In my previous post in my study of Darwinism, I discussed Replicators. We know genes as the primary replicator, but in reality, genes are only a special case of replicators. If we were to discover aliens, their lifeforms would most certainly be based on a replicator, although not likely the gene as we know it. The gene evolved from earlier replicators, and there's nothing special about the gene—the early replicators could have evolved differently, resulting in a replicator different from the gene as we know it. Therefore, it is actually quite improbable that the alien civilization we discover would be based on the exact same replicator that Earth-life is.
Replicators are not limited to the biological world. In 1976, Richard Dawkins coined the term "meme" to represent a theoretical replicator of culture. In the primeval soup of chemicals in the early days of the Earth, infused with energy from lightning and the sun, the situation was ripe for molecules to form and, over time, at least one of which was likely to exhibit self-replicating properties. In terms of life, once consciousness evolved, that provided fertile ground for a new replicator to emerge, the meme.

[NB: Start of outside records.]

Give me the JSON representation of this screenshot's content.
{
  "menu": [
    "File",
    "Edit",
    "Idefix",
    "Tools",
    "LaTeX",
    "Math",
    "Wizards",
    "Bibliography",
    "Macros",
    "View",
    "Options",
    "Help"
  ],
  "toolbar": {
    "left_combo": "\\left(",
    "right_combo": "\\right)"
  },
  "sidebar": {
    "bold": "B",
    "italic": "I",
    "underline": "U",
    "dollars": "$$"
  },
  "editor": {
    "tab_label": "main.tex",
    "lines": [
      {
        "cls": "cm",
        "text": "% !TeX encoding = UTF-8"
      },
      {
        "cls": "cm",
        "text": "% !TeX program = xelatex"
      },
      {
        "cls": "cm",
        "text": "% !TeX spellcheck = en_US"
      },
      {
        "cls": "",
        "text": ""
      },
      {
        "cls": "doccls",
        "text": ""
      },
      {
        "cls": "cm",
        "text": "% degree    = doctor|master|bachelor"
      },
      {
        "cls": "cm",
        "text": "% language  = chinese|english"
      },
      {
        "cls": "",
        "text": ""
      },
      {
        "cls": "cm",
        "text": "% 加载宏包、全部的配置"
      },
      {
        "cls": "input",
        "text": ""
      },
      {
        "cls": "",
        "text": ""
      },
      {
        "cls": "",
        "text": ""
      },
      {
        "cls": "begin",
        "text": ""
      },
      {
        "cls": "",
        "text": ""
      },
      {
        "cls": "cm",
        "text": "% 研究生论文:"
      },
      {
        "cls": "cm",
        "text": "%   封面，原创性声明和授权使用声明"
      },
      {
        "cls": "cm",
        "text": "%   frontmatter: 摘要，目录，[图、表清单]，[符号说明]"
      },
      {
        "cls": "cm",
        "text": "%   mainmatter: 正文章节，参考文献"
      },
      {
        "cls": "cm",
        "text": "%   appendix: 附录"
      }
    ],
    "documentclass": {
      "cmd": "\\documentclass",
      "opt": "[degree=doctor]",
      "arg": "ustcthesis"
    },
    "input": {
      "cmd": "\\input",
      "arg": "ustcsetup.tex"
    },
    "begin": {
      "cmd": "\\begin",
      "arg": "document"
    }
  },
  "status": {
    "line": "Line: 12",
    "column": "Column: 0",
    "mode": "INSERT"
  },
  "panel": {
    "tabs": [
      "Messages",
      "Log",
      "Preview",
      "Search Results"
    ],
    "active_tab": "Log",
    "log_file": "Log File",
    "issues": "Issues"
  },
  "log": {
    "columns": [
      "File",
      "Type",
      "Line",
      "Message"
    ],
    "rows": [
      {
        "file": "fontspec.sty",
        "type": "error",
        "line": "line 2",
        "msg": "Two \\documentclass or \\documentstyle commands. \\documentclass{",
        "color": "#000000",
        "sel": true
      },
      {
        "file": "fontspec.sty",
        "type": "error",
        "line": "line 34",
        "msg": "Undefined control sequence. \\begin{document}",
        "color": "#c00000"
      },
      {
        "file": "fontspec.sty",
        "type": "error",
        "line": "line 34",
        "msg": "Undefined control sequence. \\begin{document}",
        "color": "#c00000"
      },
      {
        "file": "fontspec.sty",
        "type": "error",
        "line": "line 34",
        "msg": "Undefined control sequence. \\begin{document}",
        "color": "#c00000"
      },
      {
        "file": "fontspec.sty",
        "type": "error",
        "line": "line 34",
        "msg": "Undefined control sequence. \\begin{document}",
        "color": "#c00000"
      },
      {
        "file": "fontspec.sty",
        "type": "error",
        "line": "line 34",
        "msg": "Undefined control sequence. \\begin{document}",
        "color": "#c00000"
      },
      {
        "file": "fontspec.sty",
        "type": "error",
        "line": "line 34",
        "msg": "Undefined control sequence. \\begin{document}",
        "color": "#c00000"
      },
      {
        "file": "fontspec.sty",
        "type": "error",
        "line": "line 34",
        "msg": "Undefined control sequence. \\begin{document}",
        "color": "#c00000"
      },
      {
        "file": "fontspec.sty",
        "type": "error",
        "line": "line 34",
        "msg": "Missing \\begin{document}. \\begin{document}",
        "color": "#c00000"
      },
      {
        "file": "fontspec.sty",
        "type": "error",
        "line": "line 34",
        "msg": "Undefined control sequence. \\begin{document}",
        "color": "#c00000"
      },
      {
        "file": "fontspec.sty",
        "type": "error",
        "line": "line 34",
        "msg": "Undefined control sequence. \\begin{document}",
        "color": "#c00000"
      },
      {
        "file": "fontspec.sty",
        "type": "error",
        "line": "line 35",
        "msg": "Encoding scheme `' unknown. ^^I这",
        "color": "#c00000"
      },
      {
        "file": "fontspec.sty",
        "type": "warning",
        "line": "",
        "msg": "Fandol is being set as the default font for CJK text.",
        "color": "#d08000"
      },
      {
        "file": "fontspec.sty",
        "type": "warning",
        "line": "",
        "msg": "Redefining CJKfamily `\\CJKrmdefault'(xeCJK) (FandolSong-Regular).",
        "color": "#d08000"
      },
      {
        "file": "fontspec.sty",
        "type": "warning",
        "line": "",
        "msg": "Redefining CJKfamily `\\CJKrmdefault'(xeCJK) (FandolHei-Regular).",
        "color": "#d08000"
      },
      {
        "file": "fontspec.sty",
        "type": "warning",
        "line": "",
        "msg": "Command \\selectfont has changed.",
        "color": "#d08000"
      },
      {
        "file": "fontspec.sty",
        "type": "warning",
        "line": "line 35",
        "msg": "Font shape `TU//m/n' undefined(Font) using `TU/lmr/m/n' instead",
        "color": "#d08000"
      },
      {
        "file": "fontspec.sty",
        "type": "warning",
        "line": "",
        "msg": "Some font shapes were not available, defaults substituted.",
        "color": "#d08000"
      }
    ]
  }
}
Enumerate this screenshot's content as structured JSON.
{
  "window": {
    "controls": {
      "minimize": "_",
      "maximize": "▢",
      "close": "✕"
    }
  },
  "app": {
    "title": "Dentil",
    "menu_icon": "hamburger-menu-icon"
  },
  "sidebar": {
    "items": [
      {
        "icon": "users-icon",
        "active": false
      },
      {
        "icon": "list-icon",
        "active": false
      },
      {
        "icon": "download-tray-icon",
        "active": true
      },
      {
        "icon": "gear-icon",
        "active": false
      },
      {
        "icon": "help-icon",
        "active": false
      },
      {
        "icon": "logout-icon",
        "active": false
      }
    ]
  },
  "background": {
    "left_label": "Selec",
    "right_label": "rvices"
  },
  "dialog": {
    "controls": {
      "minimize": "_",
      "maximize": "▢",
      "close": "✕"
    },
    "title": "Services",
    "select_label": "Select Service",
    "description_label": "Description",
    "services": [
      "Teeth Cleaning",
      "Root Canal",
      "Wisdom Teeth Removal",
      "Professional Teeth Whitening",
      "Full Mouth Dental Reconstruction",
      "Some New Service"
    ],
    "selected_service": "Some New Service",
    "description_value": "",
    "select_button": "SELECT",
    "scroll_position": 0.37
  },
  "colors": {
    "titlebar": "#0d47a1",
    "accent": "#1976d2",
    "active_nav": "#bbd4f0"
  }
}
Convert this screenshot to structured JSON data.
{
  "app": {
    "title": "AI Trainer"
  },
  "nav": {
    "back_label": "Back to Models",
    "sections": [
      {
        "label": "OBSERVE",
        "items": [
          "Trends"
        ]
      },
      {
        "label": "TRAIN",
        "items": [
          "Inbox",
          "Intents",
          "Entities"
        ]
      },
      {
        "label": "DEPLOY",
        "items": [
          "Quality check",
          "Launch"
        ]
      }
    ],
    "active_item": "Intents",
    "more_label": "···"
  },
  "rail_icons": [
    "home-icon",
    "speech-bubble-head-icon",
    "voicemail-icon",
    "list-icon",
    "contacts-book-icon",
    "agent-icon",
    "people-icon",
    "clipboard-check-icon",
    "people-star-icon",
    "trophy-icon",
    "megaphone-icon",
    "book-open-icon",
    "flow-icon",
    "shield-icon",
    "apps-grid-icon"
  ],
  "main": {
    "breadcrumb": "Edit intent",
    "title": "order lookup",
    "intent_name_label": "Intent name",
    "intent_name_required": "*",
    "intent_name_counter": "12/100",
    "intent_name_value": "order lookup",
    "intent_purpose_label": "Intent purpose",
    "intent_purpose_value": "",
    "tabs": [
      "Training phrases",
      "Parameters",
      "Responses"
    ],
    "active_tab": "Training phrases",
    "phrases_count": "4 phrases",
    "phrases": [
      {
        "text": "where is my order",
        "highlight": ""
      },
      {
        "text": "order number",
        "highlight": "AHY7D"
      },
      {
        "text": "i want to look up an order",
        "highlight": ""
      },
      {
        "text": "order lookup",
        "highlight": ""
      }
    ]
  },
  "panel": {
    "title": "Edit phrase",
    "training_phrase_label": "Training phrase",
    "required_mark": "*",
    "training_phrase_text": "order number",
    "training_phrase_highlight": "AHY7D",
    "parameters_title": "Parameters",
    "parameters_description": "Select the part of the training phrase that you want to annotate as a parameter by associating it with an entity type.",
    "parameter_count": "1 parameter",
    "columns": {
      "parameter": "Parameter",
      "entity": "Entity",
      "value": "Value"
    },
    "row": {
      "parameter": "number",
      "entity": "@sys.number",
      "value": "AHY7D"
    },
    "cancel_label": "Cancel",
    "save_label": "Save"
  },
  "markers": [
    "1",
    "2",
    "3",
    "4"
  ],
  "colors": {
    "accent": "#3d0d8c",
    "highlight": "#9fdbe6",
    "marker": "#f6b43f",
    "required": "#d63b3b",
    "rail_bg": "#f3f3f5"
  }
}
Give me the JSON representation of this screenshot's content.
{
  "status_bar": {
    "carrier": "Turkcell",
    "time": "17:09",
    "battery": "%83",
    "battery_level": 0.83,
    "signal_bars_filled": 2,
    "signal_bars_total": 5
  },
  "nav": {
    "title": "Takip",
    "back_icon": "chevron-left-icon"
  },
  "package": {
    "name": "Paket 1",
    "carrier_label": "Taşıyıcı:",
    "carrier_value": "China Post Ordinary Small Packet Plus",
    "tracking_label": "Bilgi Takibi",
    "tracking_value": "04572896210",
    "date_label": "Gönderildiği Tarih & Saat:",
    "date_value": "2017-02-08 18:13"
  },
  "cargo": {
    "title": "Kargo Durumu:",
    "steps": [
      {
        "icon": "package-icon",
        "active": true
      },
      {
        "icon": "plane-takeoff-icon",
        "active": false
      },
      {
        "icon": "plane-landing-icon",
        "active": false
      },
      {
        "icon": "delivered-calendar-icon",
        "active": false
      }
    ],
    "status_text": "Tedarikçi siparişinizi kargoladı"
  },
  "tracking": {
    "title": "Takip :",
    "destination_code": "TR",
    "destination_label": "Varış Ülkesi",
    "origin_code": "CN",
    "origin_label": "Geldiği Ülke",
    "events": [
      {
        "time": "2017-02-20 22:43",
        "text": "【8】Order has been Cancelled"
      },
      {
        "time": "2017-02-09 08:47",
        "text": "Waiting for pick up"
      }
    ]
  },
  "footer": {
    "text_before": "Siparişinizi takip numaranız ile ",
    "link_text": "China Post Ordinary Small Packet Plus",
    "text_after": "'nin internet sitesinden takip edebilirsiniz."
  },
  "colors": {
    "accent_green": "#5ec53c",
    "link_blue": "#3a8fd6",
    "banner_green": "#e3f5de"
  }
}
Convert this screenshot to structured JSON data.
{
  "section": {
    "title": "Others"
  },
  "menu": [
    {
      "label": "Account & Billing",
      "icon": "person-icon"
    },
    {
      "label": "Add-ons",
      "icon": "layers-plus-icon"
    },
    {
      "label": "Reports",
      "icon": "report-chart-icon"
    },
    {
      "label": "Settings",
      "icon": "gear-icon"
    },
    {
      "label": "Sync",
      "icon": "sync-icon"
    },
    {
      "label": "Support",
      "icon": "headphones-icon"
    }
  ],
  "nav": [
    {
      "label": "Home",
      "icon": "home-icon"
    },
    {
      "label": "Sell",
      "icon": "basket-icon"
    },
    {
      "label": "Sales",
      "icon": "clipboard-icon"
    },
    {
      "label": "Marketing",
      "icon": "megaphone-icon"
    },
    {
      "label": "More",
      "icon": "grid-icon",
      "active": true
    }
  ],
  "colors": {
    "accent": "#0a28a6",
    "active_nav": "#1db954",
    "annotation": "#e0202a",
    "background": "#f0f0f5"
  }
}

Instead of discussing memes in complete detail (this isn't a book :) ), I'm going to give several examples over the next few posts and rely on them to explain the essence of memetic thought. There is one important thing to note, however. The gene is a physical molecule with a specific topology—it exists in the world. The meme, in contrast, does not exist. It is simply a model that explains quite well how culture has changed through time. Nobody thinks that we can look inside our brains and find this molecule called a meme. Rather, it is simply a wonderful tool of analysis and planning that is worthy of study, not only for deepening your understanding of replicators and the process of natural selection, but also for understanding of the culture in which we live.
Stay tuned on Wednesday for the first example!